Rabbit Control Options

By Sahra McFetridge, Senior Biosecurity/Veterinary Officer, Department of Primary Industries and Regions

Rabbits continue to be one of Australia’s most widely distributed and abundant pest animal species, with estimated costs at well over $200 million per year. Twelve to sixteen rabbits are equivalent to one DSE (dry sheep equivalent).Rabbit control can be achieved but requires a coordinated and ongoing approach, with consideration for the large areas that need to be treated, costs and coordination with adjoining properties.  Unfortunately, there is no single control method that will remove all rabbits from your property. 

Current research at PIRSA is focused on bio-controls (e.g. Calicivirus also known as Rabbit Haemorrhagic Disease Virus (RHDV) of which there are currently 5 strains present in Australia including K5, the Korean Strain) whereby a virus is released into the environment and spread through natural or artificial means. 

Important features of a rabbit control program include:

  • Know what you have on your property – draw a map of known warren locations on your property to help with control implementation (e.g. bait trail locations).  Spotlight counts are useful to assess numbers and control impacts. Two breeding rabbits can produce up to 30-40 young per year, establishing a stable population so ongoing control is needed year-round.
  • Collaborate with your neighbours and community organisations on rabbit control, as single property control is rarely effective. Contact your local Landscape Board to find out about upcoming control activities in your area (e.g. bait distribution days).
  • Log sightings of rabbits. RabbitScan is a freely available website and includes an App where anyone can log sightings, damage and implemented controls of rabbits to contribute to an Australian distribution map. This data aids with biocontrol development and control planning including by Landscape SA Board staff. 
  • Consider what is happening in your rabbit population (e.g. breeding). Currently landholders should be mapping warrens, spotlight counting rabbits, discussing their collaborative plans with neighbours and removing harbours (e.g. blackberry bushes/box thorns etc. that harbour rabbits) to ensure they are ready to act in spring. Certain control methods work better at certain times of the year and misuse can produce poor results. For example, it is not recommended to release the K5 virus onto your property during the main breeding season (winter to spring) when rabbits younger than 4 months of age are present as this can assist them developing immunity to the virus. Instead wait until mid-Spring and follow up with baiting 6-8 weeks later to control those rabbits not impacted by the virus release.
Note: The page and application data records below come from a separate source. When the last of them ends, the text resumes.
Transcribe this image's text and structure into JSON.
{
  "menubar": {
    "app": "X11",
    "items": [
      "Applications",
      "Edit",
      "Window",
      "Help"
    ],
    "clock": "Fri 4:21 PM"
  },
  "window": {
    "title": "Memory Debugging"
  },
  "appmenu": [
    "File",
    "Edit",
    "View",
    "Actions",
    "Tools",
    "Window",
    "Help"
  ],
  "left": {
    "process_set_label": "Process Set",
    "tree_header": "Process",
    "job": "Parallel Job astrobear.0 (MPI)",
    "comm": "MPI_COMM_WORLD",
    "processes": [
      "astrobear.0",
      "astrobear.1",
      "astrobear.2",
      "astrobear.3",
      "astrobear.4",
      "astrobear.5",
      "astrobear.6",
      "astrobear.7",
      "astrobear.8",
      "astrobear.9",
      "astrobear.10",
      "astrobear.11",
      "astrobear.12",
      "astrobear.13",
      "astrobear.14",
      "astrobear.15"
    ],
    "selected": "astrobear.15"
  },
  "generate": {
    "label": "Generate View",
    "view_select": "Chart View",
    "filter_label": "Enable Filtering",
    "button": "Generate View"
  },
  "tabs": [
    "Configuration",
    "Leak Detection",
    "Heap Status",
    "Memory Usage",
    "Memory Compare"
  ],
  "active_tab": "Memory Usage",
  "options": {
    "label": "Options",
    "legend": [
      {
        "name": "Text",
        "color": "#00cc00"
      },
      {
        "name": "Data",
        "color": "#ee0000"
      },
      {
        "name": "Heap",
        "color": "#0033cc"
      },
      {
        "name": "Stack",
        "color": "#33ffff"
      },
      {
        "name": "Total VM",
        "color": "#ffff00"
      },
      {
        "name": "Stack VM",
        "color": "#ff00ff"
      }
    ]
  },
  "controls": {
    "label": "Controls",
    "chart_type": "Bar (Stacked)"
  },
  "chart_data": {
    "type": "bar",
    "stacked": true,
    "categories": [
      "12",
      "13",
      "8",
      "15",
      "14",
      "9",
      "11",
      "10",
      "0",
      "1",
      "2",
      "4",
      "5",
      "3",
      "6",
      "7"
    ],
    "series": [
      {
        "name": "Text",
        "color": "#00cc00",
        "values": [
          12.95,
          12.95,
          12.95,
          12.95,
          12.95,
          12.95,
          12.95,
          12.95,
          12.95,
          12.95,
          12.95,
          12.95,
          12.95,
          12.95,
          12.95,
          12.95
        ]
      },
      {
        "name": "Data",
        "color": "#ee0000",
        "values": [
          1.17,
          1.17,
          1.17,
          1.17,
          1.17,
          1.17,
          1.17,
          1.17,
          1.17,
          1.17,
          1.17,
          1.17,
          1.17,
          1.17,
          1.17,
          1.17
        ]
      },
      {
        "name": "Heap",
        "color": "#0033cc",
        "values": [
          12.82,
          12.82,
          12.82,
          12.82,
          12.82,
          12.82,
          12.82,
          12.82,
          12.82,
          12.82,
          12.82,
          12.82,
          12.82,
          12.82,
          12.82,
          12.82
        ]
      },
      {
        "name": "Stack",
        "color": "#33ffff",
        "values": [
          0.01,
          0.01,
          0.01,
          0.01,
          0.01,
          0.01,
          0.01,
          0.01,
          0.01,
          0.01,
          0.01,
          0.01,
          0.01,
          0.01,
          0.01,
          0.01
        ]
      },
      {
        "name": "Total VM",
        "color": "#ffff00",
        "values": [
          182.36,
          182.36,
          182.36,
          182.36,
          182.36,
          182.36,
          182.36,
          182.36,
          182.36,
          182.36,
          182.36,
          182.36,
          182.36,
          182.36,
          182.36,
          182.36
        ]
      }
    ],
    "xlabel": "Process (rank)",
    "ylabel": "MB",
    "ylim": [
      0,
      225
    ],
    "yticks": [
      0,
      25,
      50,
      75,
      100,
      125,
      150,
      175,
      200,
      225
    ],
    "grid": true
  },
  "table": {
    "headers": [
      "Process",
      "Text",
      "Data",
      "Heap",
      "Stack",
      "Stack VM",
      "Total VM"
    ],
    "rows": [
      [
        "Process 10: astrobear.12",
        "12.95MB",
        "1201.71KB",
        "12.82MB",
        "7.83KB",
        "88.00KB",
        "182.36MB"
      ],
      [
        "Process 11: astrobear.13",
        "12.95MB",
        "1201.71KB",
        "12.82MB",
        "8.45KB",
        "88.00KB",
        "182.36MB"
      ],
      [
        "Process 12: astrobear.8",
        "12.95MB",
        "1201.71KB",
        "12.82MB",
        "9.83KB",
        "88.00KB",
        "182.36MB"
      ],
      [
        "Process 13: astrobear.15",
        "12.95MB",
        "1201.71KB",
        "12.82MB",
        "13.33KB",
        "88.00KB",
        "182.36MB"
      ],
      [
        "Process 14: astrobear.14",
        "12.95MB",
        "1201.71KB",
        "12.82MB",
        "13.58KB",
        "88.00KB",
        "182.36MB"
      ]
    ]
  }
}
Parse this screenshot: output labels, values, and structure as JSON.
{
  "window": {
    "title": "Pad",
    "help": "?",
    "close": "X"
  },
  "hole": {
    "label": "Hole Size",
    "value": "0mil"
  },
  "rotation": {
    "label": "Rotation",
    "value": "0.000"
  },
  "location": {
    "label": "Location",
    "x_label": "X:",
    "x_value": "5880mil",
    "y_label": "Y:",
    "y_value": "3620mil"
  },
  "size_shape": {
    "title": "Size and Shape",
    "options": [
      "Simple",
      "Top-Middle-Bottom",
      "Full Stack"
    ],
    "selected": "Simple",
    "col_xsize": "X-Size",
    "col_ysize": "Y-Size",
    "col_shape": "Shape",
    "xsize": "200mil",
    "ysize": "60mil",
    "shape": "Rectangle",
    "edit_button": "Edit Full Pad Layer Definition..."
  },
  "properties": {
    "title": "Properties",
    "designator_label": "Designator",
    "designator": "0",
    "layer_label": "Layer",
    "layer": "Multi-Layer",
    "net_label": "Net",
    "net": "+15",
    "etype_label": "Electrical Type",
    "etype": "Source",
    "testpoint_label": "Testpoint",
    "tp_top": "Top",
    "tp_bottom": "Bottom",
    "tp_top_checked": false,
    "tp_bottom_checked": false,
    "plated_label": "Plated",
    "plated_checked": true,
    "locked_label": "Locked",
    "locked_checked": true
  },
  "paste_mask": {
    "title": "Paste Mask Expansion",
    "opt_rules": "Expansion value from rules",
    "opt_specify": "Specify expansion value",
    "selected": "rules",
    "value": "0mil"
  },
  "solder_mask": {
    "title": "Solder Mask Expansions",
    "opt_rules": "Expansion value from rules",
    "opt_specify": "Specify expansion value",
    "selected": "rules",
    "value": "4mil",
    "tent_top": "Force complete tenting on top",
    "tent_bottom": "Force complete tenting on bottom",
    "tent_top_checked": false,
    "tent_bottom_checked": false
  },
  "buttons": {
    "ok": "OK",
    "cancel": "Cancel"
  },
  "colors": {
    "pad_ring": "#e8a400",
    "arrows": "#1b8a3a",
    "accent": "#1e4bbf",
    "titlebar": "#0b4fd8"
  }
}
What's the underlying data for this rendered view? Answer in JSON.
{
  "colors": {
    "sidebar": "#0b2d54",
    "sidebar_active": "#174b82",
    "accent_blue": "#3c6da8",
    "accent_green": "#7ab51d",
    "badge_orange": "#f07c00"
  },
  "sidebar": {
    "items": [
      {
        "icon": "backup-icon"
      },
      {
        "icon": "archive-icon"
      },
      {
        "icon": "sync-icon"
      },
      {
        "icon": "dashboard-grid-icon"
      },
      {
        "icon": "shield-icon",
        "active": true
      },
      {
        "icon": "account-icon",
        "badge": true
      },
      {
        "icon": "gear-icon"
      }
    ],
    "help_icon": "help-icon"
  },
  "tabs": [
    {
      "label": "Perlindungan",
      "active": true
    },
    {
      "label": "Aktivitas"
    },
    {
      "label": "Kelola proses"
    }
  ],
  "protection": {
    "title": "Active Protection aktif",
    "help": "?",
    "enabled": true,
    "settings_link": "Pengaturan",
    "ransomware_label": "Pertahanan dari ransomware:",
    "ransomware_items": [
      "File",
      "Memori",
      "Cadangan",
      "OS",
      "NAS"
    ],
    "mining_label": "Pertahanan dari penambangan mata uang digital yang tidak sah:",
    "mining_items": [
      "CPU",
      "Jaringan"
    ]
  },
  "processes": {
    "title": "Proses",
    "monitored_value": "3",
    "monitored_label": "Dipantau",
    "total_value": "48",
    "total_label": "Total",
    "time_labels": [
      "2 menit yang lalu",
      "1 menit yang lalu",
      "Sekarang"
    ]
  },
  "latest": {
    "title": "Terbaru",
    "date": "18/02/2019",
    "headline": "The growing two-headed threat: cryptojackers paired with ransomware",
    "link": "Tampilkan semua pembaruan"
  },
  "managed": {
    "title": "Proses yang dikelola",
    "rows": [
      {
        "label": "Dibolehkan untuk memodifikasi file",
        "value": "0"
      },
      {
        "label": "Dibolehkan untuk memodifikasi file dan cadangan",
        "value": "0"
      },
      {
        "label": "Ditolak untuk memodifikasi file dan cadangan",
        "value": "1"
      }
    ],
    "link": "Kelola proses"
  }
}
Warren ripping and fumigation are best used after this from late summer through autumn and winter to prevent new rabbits from establishing. Other techniques such as shooting, trapping and harbour removal (e.g. blackberry bushes) can be employed anytime of the year but are not generally very effective in controlling rabbits on their own. 

K5 virus can be purchased directly from the Elizabeth MacArthur Agricultural Institute by South Australian landholders.Landholders can contact EMAI directly: or (02) 4640 6337 to purchase RHDV1 K5 or contact your local Landscape Board Landscape officers for further advice.

  • Collect dead rabbits and submit them for free testing to the Rabbit sampling program . Leg bone or liver samples can be analysed for National disease surveillance to map disease prevalence and improve research and control implementation at a regional level. Further information is available at
  • Adopt a multi-species approach – address foxes and feral cat numbers on your property when undertaking rabbit control to improve overall property pest control. 
  • More information on wild rabbits is available on the PIRSA website and the GloveBox Guide for Managing Rabbits”. Can be found on the Pest Smart website. 
  • Other control options such as exclusion fencing.

Biosecurity SA is now employing a Pest Animal Coordinator (Deer, Foxes and Rabbits), Jen Gillis, at a state-wide level, with support from Commonwealth funding as part of the Established Pest Animals and Weeds Management Pipeline Program. Through the establishment of landholder groups and working with pre-established groups, the Coordinator will deliver practical-focused masterclasses demonstrating pest control methods (e.g. traps and bait layer use) over the coming months.  This project aims to improve local coordinated control of priority pests through education and collaboration, with industry, landscape boards and National Parks and Wildlife Service South Australia (NPWSSA) staff, in turn providing examples for future extension activities.  

For more information, please contact PIRSA Invasive Species Unit on (08) 8429 0823.